Entries supplied →
##############################

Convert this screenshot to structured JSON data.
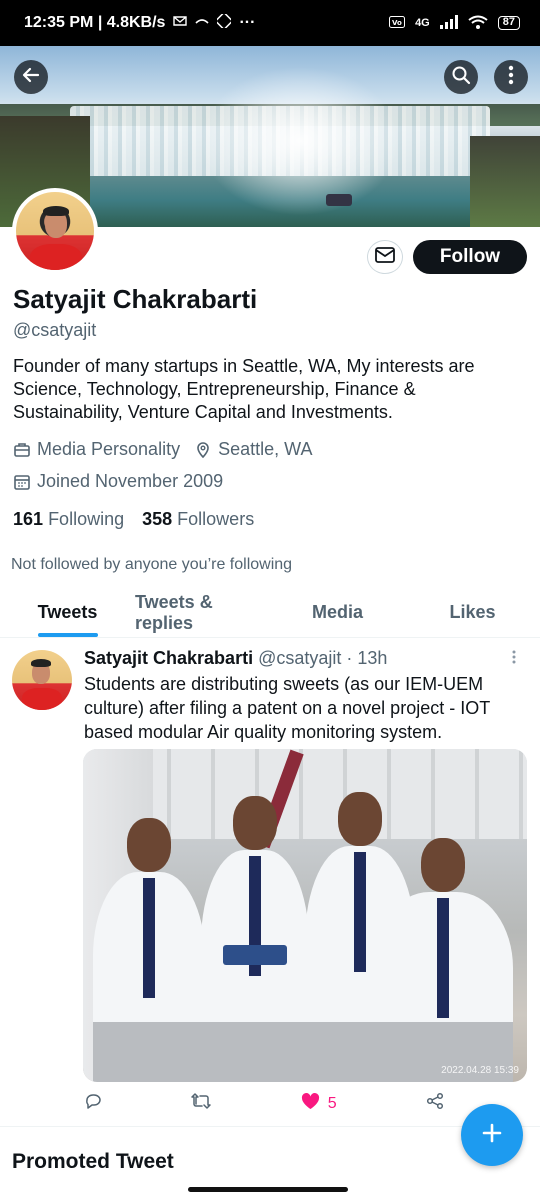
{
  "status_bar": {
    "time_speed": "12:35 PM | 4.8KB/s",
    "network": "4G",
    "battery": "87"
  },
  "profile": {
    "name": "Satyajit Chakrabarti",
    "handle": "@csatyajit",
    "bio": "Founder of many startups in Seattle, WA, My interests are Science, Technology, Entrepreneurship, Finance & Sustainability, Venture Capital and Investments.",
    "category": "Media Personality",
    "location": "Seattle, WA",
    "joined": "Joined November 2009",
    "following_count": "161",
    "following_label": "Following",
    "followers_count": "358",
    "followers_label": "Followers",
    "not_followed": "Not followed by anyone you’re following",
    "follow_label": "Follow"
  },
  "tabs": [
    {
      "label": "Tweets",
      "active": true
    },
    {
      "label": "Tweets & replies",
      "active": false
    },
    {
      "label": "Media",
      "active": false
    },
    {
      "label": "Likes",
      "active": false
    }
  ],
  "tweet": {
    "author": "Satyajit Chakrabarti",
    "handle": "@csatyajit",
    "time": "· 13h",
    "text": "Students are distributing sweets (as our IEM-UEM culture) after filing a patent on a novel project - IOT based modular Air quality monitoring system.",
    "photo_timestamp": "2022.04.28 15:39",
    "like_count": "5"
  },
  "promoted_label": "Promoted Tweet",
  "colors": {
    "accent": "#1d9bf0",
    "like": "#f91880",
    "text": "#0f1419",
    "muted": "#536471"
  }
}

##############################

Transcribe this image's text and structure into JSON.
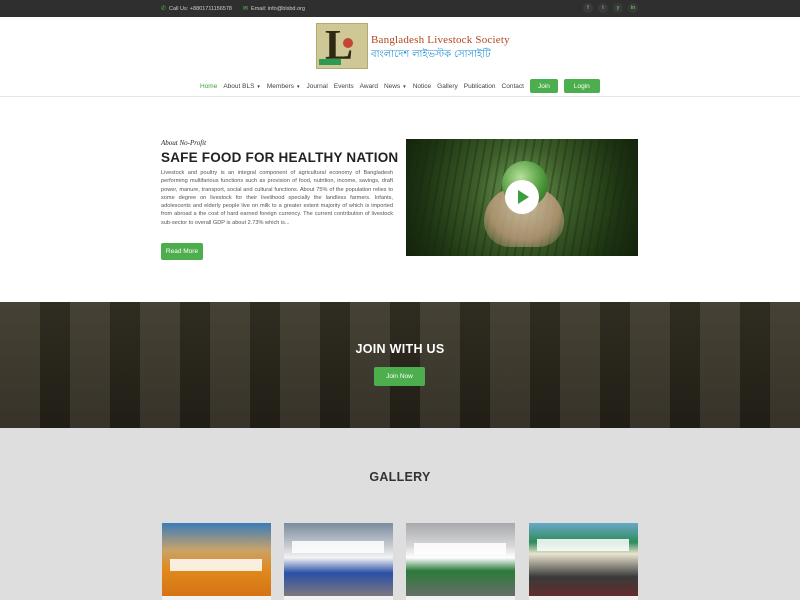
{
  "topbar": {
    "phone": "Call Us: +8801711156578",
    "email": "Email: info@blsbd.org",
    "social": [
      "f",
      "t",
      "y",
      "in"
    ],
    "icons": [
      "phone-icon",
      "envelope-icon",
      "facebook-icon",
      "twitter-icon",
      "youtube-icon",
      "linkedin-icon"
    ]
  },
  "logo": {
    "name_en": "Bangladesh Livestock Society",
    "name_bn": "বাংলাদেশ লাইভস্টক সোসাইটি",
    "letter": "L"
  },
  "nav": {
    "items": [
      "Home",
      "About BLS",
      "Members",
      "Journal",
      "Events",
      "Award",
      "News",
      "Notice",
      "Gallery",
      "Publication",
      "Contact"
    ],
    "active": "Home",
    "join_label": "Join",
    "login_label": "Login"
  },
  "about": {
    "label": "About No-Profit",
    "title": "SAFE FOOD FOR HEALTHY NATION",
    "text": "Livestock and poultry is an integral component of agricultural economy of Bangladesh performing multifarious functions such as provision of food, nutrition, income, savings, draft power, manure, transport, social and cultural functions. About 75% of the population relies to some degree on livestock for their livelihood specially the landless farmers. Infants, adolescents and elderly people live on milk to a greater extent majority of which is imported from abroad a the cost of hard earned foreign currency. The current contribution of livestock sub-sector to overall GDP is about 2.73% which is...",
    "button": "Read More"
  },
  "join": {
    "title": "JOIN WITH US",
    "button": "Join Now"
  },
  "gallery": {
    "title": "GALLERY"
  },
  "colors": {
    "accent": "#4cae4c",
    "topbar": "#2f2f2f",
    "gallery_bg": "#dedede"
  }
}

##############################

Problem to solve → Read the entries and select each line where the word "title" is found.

Task output →
    "title": "SAFE FOOD FOR HEALTHY NATION",
    "title": "JOIN WITH US",
    "title": "GALLERY"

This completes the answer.